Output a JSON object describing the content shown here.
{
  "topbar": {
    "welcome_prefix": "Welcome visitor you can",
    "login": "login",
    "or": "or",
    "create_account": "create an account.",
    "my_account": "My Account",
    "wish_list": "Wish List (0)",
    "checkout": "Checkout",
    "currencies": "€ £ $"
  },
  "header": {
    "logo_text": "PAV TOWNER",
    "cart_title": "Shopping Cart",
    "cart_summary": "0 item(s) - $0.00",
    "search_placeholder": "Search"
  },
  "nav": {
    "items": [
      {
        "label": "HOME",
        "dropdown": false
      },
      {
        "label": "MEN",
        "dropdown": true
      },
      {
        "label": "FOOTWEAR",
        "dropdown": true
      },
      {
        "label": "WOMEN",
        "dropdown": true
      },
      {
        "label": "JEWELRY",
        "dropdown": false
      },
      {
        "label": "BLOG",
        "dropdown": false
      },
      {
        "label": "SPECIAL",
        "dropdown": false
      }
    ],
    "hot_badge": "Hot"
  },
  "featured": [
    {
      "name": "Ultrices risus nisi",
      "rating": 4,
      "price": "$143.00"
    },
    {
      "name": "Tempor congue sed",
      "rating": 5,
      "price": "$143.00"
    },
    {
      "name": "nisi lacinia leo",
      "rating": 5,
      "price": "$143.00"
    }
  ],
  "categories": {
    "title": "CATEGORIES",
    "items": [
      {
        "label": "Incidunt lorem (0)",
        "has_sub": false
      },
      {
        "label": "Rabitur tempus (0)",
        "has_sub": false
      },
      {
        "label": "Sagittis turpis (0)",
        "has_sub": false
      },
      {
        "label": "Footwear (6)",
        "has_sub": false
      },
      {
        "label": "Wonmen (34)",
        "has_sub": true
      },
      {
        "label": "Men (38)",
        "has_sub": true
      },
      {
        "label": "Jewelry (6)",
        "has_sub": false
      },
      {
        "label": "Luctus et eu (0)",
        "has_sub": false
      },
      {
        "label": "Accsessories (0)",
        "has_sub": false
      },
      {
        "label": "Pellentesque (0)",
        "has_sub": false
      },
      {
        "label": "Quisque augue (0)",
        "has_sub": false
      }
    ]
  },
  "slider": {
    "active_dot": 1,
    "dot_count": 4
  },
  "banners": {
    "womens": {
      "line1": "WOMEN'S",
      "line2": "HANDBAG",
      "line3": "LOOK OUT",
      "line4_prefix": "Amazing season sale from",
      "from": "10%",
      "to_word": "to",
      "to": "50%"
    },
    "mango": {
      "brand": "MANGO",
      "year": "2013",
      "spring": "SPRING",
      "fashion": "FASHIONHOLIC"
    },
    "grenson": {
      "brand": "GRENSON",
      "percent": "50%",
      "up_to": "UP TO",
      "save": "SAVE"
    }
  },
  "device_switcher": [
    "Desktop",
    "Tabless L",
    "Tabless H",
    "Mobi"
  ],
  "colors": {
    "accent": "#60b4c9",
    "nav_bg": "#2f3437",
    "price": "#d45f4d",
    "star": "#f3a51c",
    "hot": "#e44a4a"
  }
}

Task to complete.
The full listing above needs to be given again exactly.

Completed task.
Output a JSON object describing the content shown here.
{
  "topbar": {
    "welcome_prefix": "Welcome visitor you can",
    "login": "login",
    "or": "or",
    "create_account": "create an account.",
    "my_account": "My Account",
    "wish_list": "Wish List (0)",
    "checkout": "Checkout",
    "currencies": "€ £ $"
  },
  "header": {
    "logo_text": "PAV TOWNER",
    "cart_title": "Shopping Cart",
    "cart_summary": "0 item(s) - $0.00",
    "search_placeholder": "Search"
  },
  "nav": {
    "items": [
      {
        "label": "HOME",
        "dropdown": false
      },
      {
        "label": "MEN",
        "dropdown": true
      },
      {
        "label": "FOOTWEAR",
        "dropdown": true
      },
      {
        "label": "WOMEN",
        "dropdown": true
      },
      {
        "label": "JEWELRY",
        "dropdown": false
      },
      {
        "label": "BLOG",
        "dropdown": false
      },
      {
        "label": "SPECIAL",
        "dropdown": false
      }
    ],
    "hot_badge": "Hot"
  },
  "featured": [
    {
      "name": "Ultrices risus nisi",
      "rating": 4,
      "price": "$143.00"
    },
    {
      "name": "Tempor congue sed",
      "rating": 5,
      "price": "$143.00"
    },
    {
      "name": "nisi lacinia leo",
      "rating": 5,
      "price": "$143.00"
    }
  ],
  "categories": {
    "title": "CATEGORIES",
    "items": [
      {
        "label": "Incidunt lorem (0)",
        "has_sub": false
      },
      {
        "label": "Rabitur tempus (0)",
        "has_sub": false
      },
      {
        "label": "Sagittis turpis (0)",
        "has_sub": false
      },
      {
        "label": "Footwear (6)",
        "has_sub": false
      },
      {
        "label": "Wonmen (34)",
        "has_sub": true
      },
      {
        "label": "Men (38)",
        "has_sub": true
      },
      {
        "label": "Jewelry (6)",
        "has_sub": false
      },
      {
        "label": "Luctus et eu (0)",
        "has_sub": false
      },
      {
        "label": "Accsessories (0)",
        "has_sub": false
      },
      {
        "label": "Pellentesque (0)",
        "has_sub": false
      },
      {
        "label": "Quisque augue (0)",
        "has_sub": false
      }
    ]
  },
  "slider": {
    "active_dot": 1,
    "dot_count": 4
  },
  "banners": {
    "womens": {
      "line1": "WOMEN'S",
      "line2": "HANDBAG",
      "line3": "LOOK OUT",
      "line4_prefix": "Amazing season sale from",
      "from": "10%",
      "to_word": "to",
      "to": "50%"
    },
    "mango": {
      "brand": "MANGO",
      "year": "2013",
      "spring": "SPRING",
      "fashion": "FASHIONHOLIC"
    },
    "grenson": {
      "brand": "GRENSON",
      "percent": "50%",
      "up_to": "UP TO",
      "save": "SAVE"
    }
  },
  "device_switcher": [
    "Desktop",
    "Tabless L",
    "Tabless H",
    "Mobi"
  ],
  "colors": {
    "accent": "#60b4c9",
    "nav_bg": "#2f3437",
    "price": "#d45f4d",
    "star": "#f3a51c",
    "hot": "#e44a4a"
  }
}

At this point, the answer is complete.